## TASK DETAILS
Reproduce every line of the listing below exactly.

## SUPPLIED MATERIAL

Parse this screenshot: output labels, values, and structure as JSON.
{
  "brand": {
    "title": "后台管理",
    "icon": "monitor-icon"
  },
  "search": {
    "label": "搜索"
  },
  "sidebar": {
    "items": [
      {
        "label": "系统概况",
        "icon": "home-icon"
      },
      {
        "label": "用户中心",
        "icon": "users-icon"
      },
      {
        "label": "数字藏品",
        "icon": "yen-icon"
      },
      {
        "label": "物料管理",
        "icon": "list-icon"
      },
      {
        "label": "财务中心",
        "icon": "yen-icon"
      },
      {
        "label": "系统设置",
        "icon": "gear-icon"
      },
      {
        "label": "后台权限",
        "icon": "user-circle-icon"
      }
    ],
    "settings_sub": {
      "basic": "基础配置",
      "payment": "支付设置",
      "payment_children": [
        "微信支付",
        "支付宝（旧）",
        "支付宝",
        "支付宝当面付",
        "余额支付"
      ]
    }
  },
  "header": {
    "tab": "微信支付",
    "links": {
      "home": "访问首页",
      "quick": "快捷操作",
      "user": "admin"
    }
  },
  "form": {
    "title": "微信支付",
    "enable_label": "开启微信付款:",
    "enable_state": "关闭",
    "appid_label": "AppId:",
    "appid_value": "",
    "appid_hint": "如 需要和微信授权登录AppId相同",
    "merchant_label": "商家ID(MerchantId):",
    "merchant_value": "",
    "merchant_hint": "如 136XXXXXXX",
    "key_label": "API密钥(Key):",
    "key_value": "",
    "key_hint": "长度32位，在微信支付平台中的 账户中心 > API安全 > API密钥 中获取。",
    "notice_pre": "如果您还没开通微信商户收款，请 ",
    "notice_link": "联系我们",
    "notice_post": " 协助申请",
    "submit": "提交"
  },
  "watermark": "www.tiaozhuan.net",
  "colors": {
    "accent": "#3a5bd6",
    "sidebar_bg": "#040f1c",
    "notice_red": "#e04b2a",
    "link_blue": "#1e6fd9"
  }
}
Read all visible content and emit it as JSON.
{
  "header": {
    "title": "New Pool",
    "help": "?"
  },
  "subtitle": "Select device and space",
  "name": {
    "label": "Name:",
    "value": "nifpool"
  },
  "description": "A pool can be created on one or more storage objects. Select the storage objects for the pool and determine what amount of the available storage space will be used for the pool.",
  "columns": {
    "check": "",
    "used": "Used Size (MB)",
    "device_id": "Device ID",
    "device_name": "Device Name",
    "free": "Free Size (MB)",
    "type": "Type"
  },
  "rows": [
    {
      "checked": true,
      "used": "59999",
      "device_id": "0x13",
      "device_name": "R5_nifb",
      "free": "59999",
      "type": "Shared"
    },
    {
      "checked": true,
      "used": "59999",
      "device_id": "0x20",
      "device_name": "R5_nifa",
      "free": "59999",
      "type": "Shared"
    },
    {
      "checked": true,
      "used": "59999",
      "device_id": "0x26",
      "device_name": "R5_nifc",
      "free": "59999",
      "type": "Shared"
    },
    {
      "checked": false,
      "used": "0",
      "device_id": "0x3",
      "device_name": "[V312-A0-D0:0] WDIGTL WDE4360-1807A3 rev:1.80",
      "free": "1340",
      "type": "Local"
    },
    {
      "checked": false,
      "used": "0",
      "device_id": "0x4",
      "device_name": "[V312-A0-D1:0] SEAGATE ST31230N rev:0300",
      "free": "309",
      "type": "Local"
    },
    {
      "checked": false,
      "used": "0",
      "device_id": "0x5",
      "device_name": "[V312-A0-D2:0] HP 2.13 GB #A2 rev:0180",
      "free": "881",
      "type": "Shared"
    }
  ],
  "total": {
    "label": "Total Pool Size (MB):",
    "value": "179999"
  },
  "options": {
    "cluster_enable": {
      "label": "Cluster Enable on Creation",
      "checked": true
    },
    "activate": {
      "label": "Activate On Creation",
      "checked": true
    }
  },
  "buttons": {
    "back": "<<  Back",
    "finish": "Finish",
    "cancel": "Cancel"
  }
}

## SOLUTION FOR THIS EXERCISE
Parse this screenshot: output labels, values, and structure as JSON.
{
  "brand": {
    "title": "后台管理",
    "icon": "monitor-icon"
  },
  "search": {
    "label": "搜索"
  },
  "sidebar": {
    "items": [
      {
        "label": "系统概况",
        "icon": "home-icon"
      },
      {
        "label": "用户中心",
        "icon": "users-icon"
      },
      {
        "label": "数字藏品",
        "icon": "yen-icon"
      },
      {
        "label": "物料管理",
        "icon": "list-icon"
      },
      {
        "label": "财务中心",
        "icon": "yen-icon"
      },
      {
        "label": "系统设置",
        "icon": "gear-icon"
      },
      {
        "label": "后台权限",
        "icon": "user-circle-icon"
      }
    ],
    "settings_sub": {
      "basic": "基础配置",
      "payment": "支付设置",
      "payment_children": [
        "微信支付",
        "支付宝（旧）",
        "支付宝",
        "支付宝当面付",
        "余额支付"
      ]
    }
  },
  "header": {
    "tab": "微信支付",
    "links": {
      "home": "访问首页",
      "quick": "快捷操作",
      "user": "admin"
    }
  },
  "form": {
    "title": "微信支付",
    "enable_label": "开启微信付款:",
    "enable_state": "关闭",
    "appid_label": "AppId:",
    "appid_value": "",
    "appid_hint": "如 需要和微信授权登录AppId相同",
    "merchant_label": "商家ID(MerchantId):",
    "merchant_value": "",
    "merchant_hint": "如 136XXXXXXX",
    "key_label": "API密钥(Key):",
    "key_value": "",
    "key_hint": "长度32位，在微信支付平台中的 账户中心 > API安全 > API密钥 中获取。",
    "notice_pre": "如果您还没开通微信商户收款，请 ",
    "notice_link": "联系我们",
    "notice_post": " 协助申请",
    "submit": "提交"
  },
  "watermark": "www.tiaozhuan.net",
  "colors": {
    "accent": "#3a5bd6",
    "sidebar_bg": "#040f1c",
    "notice_red": "#e04b2a",
    "link_blue": "#1e6fd9"
  }
}
Read all visible content and emit it as JSON.
{
  "header": {
    "title": "New Pool",
    "help": "?"
  },
  "subtitle": "Select device and space",
  "name": {
    "label": "Name:",
    "value": "nifpool"
  },
  "description": "A pool can be created on one or more storage objects. Select the storage objects for the pool and determine what amount of the available storage space will be used for the pool.",
  "columns": {
    "check": "",
    "used": "Used Size (MB)",
    "device_id": "Device ID",
    "device_name": "Device Name",
    "free": "Free Size (MB)",
    "type": "Type"
  },
  "rows": [
    {
      "checked": true,
      "used": "59999",
      "device_id": "0x13",
      "device_name": "R5_nifb",
      "free": "59999",
      "type": "Shared"
    },
    {
      "checked": true,
      "used": "59999",
      "device_id": "0x20",
      "device_name": "R5_nifa",
      "free": "59999",
      "type": "Shared"
    },
    {
      "checked": true,
      "used": "59999",
      "device_id": "0x26",
      "device_name": "R5_nifc",
      "free": "59999",
      "type": "Shared"
    },
    {
      "checked": false,
      "used": "0",
      "device_id": "0x3",
      "device_name": "[V312-A0-D0:0] WDIGTL WDE4360-1807A3 rev:1.80",
      "free": "1340",
      "type": "Local"
    },
    {
      "checked": false,
      "used": "0",
      "device_id": "0x4",
      "device_name": "[V312-A0-D1:0] SEAGATE ST31230N rev:0300",
      "free": "309",
      "type": "Local"
    },
    {
      "checked": false,
      "used": "0",
      "device_id": "0x5",
      "device_name": "[V312-A0-D2:0] HP 2.13 GB #A2 rev:0180",
      "free": "881",
      "type": "Shared"
    }
  ],
  "total": {
    "label": "Total Pool Size (MB):",
    "value": "179999"
  },
  "options": {
    "cluster_enable": {
      "label": "Cluster Enable on Creation",
      "checked": true
    },
    "activate": {
      "label": "Activate On Creation",
      "checked": true
    }
  },
  "buttons": {
    "back": "<<  Back",
    "finish": "Finish",
    "cancel": "Cancel"
  }
}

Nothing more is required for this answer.